Making renewables work for Queensland workers, families and communities
Published Tuesday, 10 August, 2021 at 02:52 PM
Minister for Energy, Renewables and Hydrogen and Minister for Public Works and Procurement
The Honourable Mick de Brenni
Queensland communities will be the first in the nation to be asked how they want the multi-billion dollar renewable energy sector to benefit their families, jobs and regions.
Minister for Energy, Renewables and Hydrogen Mick de Brenni today launched public consultation to collect community feedback on Queensland’s renewable energy zones (QREZs).
Support for renewables is a key part of the Palaszczuk Government’s plan for economic recovery from the global coronavirus pandemic.
“This will be the first time in the nation that communities will be able to have their say on how renewable projects and energy infrastructure within the QREZ are developed to benefit them, their family, and their community,” Mr de Brenni said.
“We will ensure that QREZs are developed in a way that maximises community benefits and economic outcomes.
“This consultation paper outlines principles for engagement, sharing benefits with communities and delivering local jobs and local procurement in QREZ.
“It seeks to understand what local communities, small business, manufacturers and renewables and hydrogen project developers view as important in the development of Queensland’s renewable energy zones and how to deliver lasting, meaningful benefits for communities and workers.
“This will ensure community views and genuine local benefits are front and centre in the development process for QREZ.”
Clean Energy Council chief executive Kane Thornton said Queensland’s renewable energy zones offered massive opportunities.
“The QREZ approach has enormous potential to accelerate renewable energy deployment across regional Queensland and deliver significant jobs and economic opportunities,” Mr Thornton said.

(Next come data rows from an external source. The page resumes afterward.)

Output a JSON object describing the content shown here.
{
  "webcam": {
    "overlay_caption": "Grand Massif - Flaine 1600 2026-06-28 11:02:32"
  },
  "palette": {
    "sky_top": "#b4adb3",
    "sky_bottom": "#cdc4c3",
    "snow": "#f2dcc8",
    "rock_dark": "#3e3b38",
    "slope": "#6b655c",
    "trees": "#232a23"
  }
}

“It’s crucial that the voice of the community is central in getting the design of QREZ right and we welcome this important consultation.
Mr de Brenni said the public consultation would be followed by a technical paper later in the year, for feedback from industry and other energy stakeholders on the framework for QREZ design and access.
“The Palaszczuk Government is committed to creating jobs in new and existing decarbonised industries as part of our COVID-19 economic recovery plan,” Mr de Brenni said.
“To do that we need to deliver them the reliable, affordable and renewable energy to enable more job creation throughout the regions.
“Our renewable energy zones will do just that.
“It’s likely that the Queensland economy will require three times the current amount of energy in coming decades to ensure we can decarbonise existing industries and grow our economy.”
The online survey is open until 30 September 2021.
The Northern QREZ is rich in renewable resources with some of the best untapped wind in the country. It covers 22 Local Government Areas to the north of Mackay and surrounding areas, up to Townsville and Cairns and extending north.
As part of the registration of interest held last year, 53 projects registered interest in the Northern QREZ representing over $23B of potential investment.
The Central QREZ is currently the energy powerhouse of Queensland with significant long-term hydrogen potential. It covers 14 Local Government Areas in the areas surrounding Rockhampton, Gladstone, and Bundaberg. It is home to large energy producers and demand through its industrial processing facilities, like the Boyne Island aluminium smelter.
As part of the registration of interest held last year, 67 renewable projects registered interest in the Central QREZ representing over $39B of potential investment.
The Southern QREZ has a diverse mix of industries and communities and covers 12 regional Local Government Areas in the south-west and includes Toowoomba, Warwick and Dalby.
As part of the registration of interest held last year, more than 72 projects registered interest in the Southern QREZ representing over $30B of potential investment.
The region’s strong wind and solar resources mean the Southern QREZ has already seen significant growth in renewable energy generation.
It is already host to 16 large-scale committed wind and solar projects, including the state’s largest operating wind farm, Coopers Gap, at 453MW, soon to be overtaken by the 1026MW MacIntyre Wind Farm.
Media contact: Dan Knowles 0432 681 664